→ WHAT THE TASK REQUIRES
Go through the entries below line by line and tally those holding "method"; write only the tally.

-- DATA TO PROCESS follows --

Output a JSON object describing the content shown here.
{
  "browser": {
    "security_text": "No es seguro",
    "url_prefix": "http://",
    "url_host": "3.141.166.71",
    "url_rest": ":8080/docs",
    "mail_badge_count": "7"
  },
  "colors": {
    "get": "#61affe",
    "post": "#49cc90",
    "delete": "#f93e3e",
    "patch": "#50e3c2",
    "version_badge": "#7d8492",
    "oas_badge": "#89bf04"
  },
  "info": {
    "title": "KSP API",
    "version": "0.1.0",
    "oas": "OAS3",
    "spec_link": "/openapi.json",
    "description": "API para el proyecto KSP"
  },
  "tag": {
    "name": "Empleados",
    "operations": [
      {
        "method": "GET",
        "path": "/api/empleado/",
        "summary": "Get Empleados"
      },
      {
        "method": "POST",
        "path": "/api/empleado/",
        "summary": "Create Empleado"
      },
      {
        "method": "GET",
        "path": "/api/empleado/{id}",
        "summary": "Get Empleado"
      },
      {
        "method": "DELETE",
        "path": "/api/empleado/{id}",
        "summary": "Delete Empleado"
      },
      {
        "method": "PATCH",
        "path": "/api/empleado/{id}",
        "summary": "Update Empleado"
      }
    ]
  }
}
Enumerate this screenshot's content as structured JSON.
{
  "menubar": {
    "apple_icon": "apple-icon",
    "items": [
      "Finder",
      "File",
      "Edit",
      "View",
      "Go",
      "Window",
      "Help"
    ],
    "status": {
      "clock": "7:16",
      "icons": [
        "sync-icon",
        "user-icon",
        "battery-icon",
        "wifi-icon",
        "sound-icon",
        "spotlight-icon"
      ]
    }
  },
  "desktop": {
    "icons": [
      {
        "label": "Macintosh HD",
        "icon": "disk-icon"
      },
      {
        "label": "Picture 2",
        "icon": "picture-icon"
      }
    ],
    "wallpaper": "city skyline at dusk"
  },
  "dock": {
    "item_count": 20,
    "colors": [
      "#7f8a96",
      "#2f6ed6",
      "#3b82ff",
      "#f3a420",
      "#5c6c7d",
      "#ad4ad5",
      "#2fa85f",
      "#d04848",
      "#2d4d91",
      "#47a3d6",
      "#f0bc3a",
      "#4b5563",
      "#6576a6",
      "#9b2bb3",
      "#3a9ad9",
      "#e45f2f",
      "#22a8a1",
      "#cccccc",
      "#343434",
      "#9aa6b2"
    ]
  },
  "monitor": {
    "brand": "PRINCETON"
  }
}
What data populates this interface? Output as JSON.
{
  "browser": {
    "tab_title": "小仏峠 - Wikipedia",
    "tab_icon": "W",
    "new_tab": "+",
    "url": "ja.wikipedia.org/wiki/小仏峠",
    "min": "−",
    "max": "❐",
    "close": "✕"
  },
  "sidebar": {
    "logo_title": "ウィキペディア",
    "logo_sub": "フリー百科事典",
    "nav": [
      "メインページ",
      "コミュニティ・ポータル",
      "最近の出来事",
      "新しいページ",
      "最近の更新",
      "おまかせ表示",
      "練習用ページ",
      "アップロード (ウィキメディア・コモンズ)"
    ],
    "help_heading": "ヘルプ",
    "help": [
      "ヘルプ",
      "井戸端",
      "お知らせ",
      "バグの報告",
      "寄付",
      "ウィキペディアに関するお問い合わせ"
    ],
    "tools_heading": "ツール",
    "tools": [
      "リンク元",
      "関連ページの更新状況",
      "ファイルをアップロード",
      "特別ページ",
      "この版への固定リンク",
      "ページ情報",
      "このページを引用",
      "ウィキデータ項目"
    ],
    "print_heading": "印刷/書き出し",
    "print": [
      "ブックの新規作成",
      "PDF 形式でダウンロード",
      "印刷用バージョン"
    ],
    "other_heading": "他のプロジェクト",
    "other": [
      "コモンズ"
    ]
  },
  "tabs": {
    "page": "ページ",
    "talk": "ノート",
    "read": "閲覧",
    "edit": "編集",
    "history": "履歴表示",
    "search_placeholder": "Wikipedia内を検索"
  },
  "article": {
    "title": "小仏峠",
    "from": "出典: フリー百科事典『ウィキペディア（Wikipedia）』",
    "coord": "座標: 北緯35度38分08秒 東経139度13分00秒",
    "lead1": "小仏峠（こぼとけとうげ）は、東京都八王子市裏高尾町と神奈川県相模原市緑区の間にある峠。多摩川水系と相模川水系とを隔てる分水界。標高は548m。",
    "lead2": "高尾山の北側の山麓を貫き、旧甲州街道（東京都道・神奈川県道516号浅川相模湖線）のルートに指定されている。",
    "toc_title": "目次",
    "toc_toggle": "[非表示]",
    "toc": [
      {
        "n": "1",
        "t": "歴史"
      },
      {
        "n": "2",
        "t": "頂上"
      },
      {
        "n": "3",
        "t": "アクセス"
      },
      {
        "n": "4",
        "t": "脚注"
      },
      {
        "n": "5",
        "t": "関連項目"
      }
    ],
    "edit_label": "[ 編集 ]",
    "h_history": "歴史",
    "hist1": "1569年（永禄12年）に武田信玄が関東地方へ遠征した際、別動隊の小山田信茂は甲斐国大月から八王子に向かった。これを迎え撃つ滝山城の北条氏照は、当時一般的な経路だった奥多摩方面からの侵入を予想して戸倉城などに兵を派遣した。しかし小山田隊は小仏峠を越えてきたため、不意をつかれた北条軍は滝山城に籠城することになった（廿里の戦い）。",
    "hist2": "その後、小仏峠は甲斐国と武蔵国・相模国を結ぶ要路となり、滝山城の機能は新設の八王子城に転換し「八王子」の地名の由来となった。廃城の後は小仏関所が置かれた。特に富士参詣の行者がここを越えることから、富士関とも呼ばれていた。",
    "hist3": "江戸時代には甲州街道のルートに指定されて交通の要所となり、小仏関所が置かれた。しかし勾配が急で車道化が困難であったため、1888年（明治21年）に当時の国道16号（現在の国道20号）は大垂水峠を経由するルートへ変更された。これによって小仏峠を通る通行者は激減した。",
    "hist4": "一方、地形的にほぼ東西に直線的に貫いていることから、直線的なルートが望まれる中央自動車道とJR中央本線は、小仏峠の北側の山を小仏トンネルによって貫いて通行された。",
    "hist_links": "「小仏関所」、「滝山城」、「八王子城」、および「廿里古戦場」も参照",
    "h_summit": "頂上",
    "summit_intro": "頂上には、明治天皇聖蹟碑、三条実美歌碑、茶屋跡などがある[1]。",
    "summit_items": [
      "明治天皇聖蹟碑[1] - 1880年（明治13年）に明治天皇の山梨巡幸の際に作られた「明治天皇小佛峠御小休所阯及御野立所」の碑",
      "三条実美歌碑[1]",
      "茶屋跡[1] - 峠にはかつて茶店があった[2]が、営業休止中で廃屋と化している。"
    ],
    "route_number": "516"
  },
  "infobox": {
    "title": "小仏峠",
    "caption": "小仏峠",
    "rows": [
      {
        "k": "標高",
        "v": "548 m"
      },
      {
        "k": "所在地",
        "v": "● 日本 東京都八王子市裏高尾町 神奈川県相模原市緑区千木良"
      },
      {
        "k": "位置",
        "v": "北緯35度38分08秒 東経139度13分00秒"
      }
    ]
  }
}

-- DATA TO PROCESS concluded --

→ EXERCISE OUTPUT
5